We purchased our 2007 Adria Twin shortly before it’s 3rd birthday and owned it for just shy of two years. In that time it received more use then many, having spent over 370 days occupied by us with 334 during our 11 month tour of Europe. It seems the Twin is a popular van; one of our most popular and earliest blog posts is our Adria Twin Modifications and Improvements post and has received over 5,000 views.
The fixed rear bed layout while still relatively unknown in the UK (where the “rear lounge” is king) is the most popular selling panel van layout in Germany and was pioneered by Adria on the X244 Fiat Ducato, but the extra width and length of the X250 Ducato really made the layout work well. It has been replicated and reproduced by over 10 different manufacturers, of which only a few other than Adria have started to make their way over to the UK.
The Twin makes light work of parking everywhere a regular car would
- including underground parking garages!
While motorhoming is often about compromise we never felt we had to make one in the Twin. For us it was the perfect combination of being able to squeeze into regular car parks in towns, cities (and even underground parking!) and we even used it to wild camp in the centre of 7 capitals cities. It also meant that all of the ferries through Norway and also the Denmark to Sweden Storebaelt Bridge was the same price as a car, saving us over £350 in tolls overall.
What we loved:
The fixed bed
|We changed Adria's seat covers for |
something a bit more hard wearing.
The large gas locker meant we could take 2x 11kg refillable cylinders equating to 44 litres of gas. Gas consumption when off hook up worked out to just under a litre a day to run the fridge, hot water daily and ad-hoc heating. An under slung tank is of course an option, but we already had a 2x 11Kg Gaslow refillable system.
It's not the size that matters, it's how you use it. Under bed storage was maximised through the use of
stacking boxes and a partitioned area for chairs, screens and ramps.
The 80L waste tank also helped with wild camping. Our 90L fresh usually lasted us 3-4 days even with a shower daily or every other day thanks to a trigger action shower head we installed.
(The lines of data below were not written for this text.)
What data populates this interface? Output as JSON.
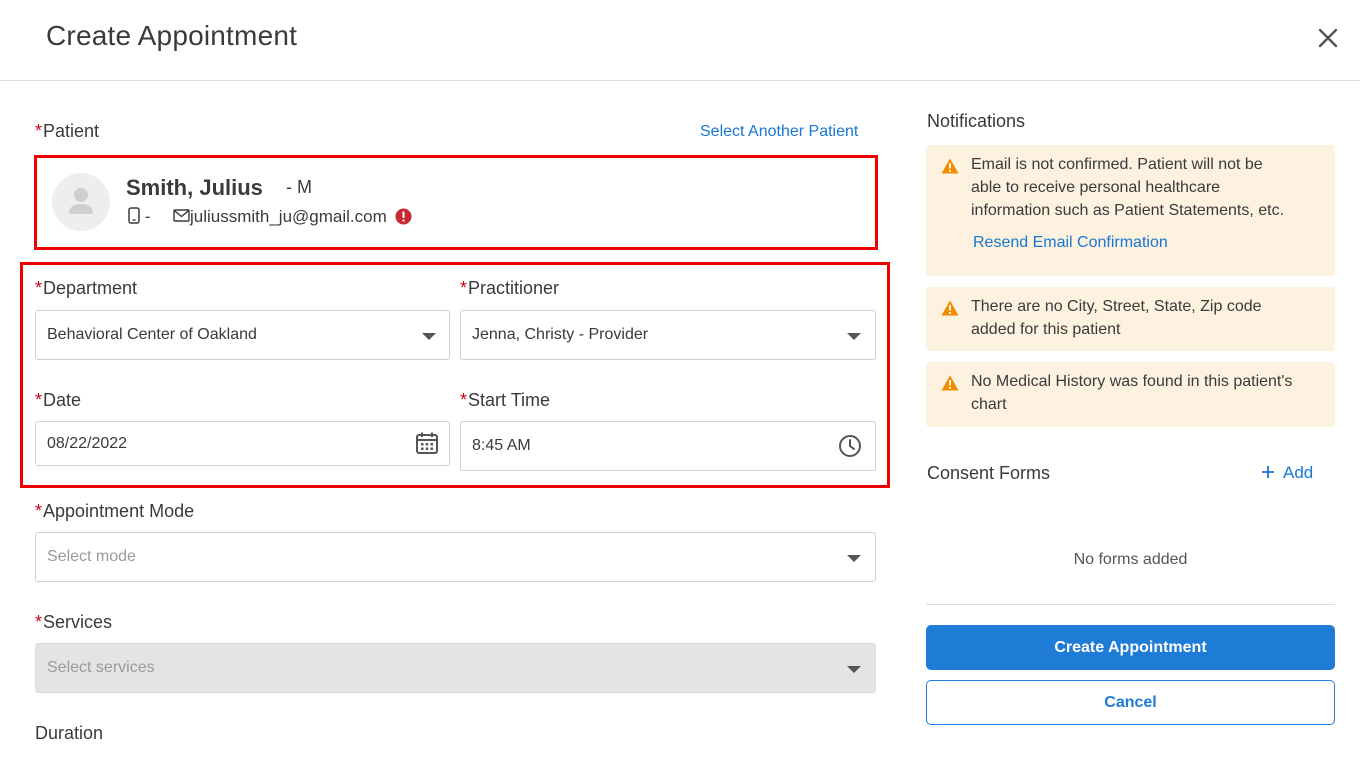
{
  "header": {
    "title": "Create Appointment"
  },
  "patient": {
    "label": "Patient",
    "select_another": "Select Another Patient",
    "name": "Smith, Julius",
    "sex": "- M",
    "phone": "-",
    "email": "juliussmith_ju@gmail.com"
  },
  "form": {
    "department": {
      "label": "Department",
      "value": "Behavioral Center of Oakland"
    },
    "practitioner": {
      "label": "Practitioner",
      "value": "Jenna, Christy - Provider"
    },
    "date": {
      "label": "Date",
      "value": "08/22/2022"
    },
    "start_time": {
      "label": "Start Time",
      "value": "8:45 AM"
    },
    "appointment_mode": {
      "label": "Appointment Mode",
      "placeholder": "Select mode"
    },
    "services": {
      "label": "Services",
      "placeholder": "Select services"
    },
    "duration": {
      "label": "Duration"
    }
  },
  "notifications": {
    "title": "Notifications",
    "items": [
      {
        "text_lines": [
          "Email is not confirmed. Patient will not be",
          "able to receive personal healthcare",
          "information such as Patient Statements, etc."
        ],
        "action": "Resend Email Confirmation"
      },
      {
        "text_lines": [
          "There are no City, Street, State, Zip code",
          "added for this patient"
        ]
      },
      {
        "text_lines": [
          "No Medical History was found in this patient's",
          "chart"
        ]
      }
    ]
  },
  "consent": {
    "title": "Consent Forms",
    "add_label": "Add",
    "empty_text": "No forms added"
  },
  "actions": {
    "create": "Create Appointment",
    "cancel": "Cancel"
  },
  "colors": {
    "accent": "#1e7bd6",
    "required": "#d0021b",
    "warning": "#f08c00",
    "notice_bg": "#fdf1df",
    "highlight": "#ee0000",
    "error_badge": "#c62834"
  },
  "icons": {
    "close": "close-icon",
    "avatar": "user-icon",
    "phone": "phone-icon",
    "email": "mail-icon",
    "email_error": "error-icon",
    "calendar": "calendar-icon",
    "clock": "clock-icon",
    "warning": "warning-icon",
    "add": "plus-icon"
  }
}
What we’d change:
We didn’t like the tambour door on the bathroom and in the bathroom cupboards. A good idea at the time but we much prefer the solid wooden door in the Globecar as these start to fail over time and can rattle fairly badly and fall apart.
|The fridge was small, but had enough|
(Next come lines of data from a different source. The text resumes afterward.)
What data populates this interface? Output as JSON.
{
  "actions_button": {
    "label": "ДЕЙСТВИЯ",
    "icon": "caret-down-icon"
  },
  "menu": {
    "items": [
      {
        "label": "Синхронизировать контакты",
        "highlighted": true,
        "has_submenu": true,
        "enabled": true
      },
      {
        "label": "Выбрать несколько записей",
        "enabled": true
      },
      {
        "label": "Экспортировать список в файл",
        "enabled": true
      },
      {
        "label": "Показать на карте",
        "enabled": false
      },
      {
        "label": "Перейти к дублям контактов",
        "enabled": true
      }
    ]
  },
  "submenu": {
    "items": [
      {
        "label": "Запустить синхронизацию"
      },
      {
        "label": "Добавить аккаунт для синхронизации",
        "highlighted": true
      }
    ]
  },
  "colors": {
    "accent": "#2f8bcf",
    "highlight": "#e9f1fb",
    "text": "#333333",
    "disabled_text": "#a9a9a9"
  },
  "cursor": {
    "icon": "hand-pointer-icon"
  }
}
room for all of the essentials.
While two rings are perfectly adequate, a larger cooking area for long term touring might be advantageous. The grill was surprisingly versatile, cooking fish, meat and chips.
Of course, a few things we changed ourselves! Check out our Modifications and Improvements post.
|Where to dry the underwear when wild|
camping? In the windscreen of course!
Also Consider: Globecar Globescout (599DB), Possl Style 599DB.